PROBLEM TO WORK ON: Please copy every record below exactly, but leave the pictures out.

Stored data entries
----
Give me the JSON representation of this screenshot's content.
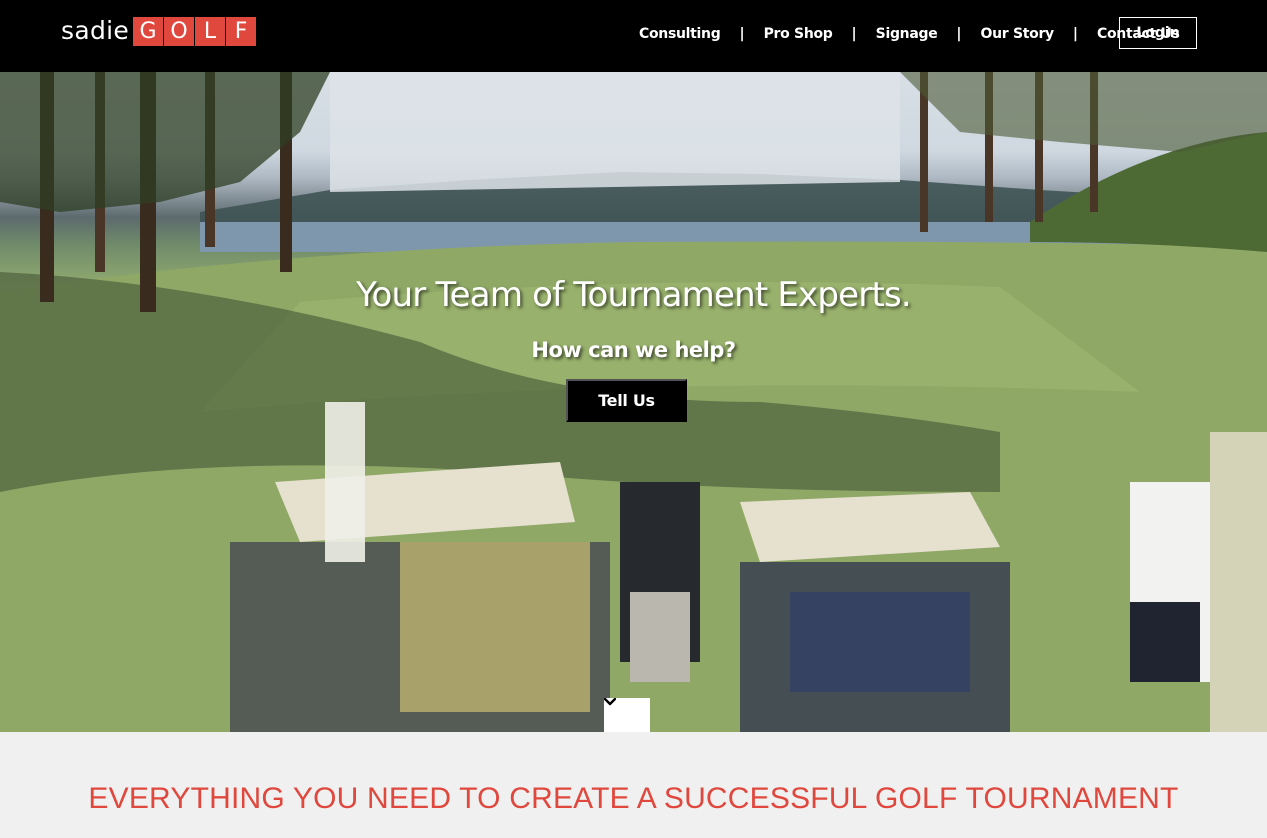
{
  "brand": {
    "name_part1": "sadie",
    "name_part2_letters": [
      "G",
      "O",
      "L",
      "F"
    ],
    "accent_color": "#e0473d"
  },
  "nav": {
    "items": [
      "Consulting",
      "Pro Shop",
      "Signage",
      "Our Story",
      "Contact Us"
    ],
    "separator": "|",
    "login_label": "Login"
  },
  "hero": {
    "title": "Your Team of Tournament Experts.",
    "subtitle": "How can we help?",
    "cta_label": "Tell Us",
    "scroll_icon": "chevron-down-icon"
  },
  "section": {
    "title": "EVERYTHING YOU NEED TO CREATE A SUCCESSFUL GOLF TOURNAMENT"
  }
}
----
RESPONSE TO THE TASK:
Give me the JSON representation of this screenshot's content.
{
  "brand": {
    "name_part1": "sadie",
    "name_part2_letters": [
      "G",
      "O",
      "L",
      "F"
    ],
    "accent_color": "#e0473d"
  },
  "nav": {
    "items": [
      "Consulting",
      "Pro Shop",
      "Signage",
      "Our Story",
      "Contact Us"
    ],
    "separator": "|",
    "login_label": "Login"
  },
  "hero": {
    "title": "Your Team of Tournament Experts.",
    "subtitle": "How can we help?",
    "cta_label": "Tell Us",
    "scroll_icon": "chevron-down-icon"
  },
  "section": {
    "title": "EVERYTHING YOU NEED TO CREATE A SUCCESSFUL GOLF TOURNAMENT"
  }
}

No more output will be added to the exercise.